The data and knowledge collected from EGS Collab’s investigation will be applied at the Frontier Observatory for Research in Geothermal Energy, known as Utah FORGE. A flagship DOE geothermal project, Utah FORGE is kilometer-scale field laboratory in Milford, Utah — a full-scale analog to the ten meter-scale EGS Collab testbeds at Sanford Lab.
“There remains an uncertainty in terms of the best way to communicate between two wells,” said John McLennan, a co-principal investigator for Utah FORGE from the University of Utah and liaison to EGS Collab. “We are fairly certain that the methodology should enfranchise natural fractures, but what exactly should that method be? The industry is still not 100 percent certain.”
At Utah FORGE, research groups develop technologies needed to create large-scale, economically sustainable heat exchange systems, thus paving the way for a reproducible approach that will reduce risks associated with EGS development with a goal of powering 10 million homes.
“The upcoming EGS Collab experimentation on the 4100 Level, to me, is one of the most interesting elements that will have direct relevance to our future stimulation activities at Utah FORGE,” McLennan said.
In addition to providing data for Utah FORGE, the EGS Collab’s research has reached international audiences.
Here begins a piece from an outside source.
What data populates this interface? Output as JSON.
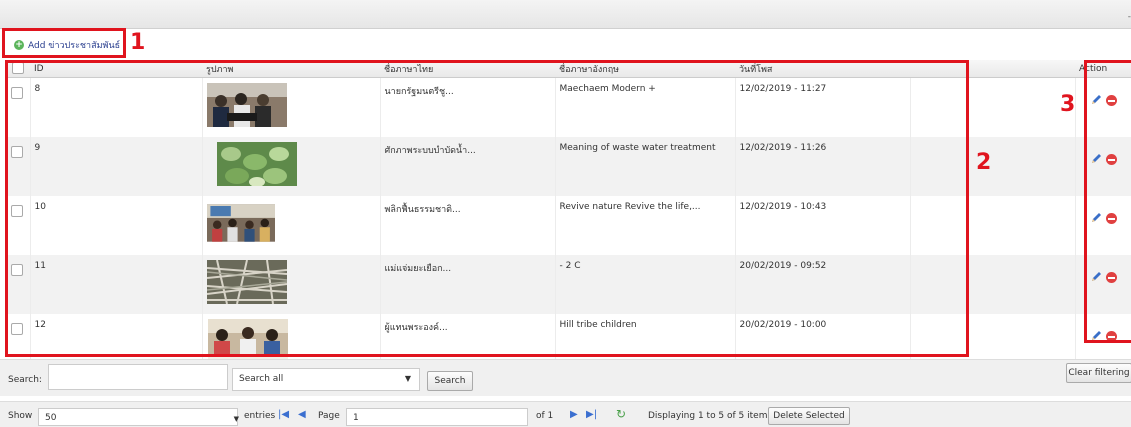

In 2017, the EGS Collab began to livestream their test runs.
“We’ve never held a closed meeting,” Kneafsey said. “We don't want this to be a closed project. Oftentimes, experimentalists go into the field, do our experiment, and come back with a ream of data. You hand it to an analyst and say, ‘Figure this out.’ But, in the case of EGS Collab, experimentalists and numerical modelers are working hand-in-hand during the experiment to try to figure things out, and it really improves the product.”
Paul Schwering, senior geoscientist at Sandia National Laboratories (SNL), recalled one livestream that lasted 30 days. Throughout the extended test run, experts from laboratories, universities and commercial interest groups around the globe checked in to share their expertise.
“I'd call it a renaissance of underground laboratory work in hard rock,” Schwering said. “Being able to cross-pollinate, to share lessons learned and to have that open communication has brought together a worldwide network of incredible scientists who are working on solving these challenges.”
When EGS Collab begins testing hydraulic shearing techniques on the 4100 Level, the team will continue to broadcast their tests, drawing on insight from this international community to propel geothermal research.
The EGS Collab has previously been referred to as SIGMA-V at Sanford Lab.
The EGS Collab project includes researchers from ten national labs — Lawrence Berkeley National Laboratory, Sandia National Laboratories, Pacific Northwest National Laboratory, Lawrence Livermore National Laboratory, Idaho National Laboratory, Los Alamos National Laboratory, National Energy Research Laboratory, Oak Ridge National Laboratory, National Energy Technology Laboratory, and Brookhaven National Laboratory; and eight universities — South Dakota School of Mines and Technology, Stanford, University of Wisconsin, University of Oklahoma, Colorado School of Mines, Penn State, Rice University, and Texas A&M University. Many industry consultants and contractors, as well as the incredible team at Sanford Lab, continue to be instrumental to the ongoing success of the project.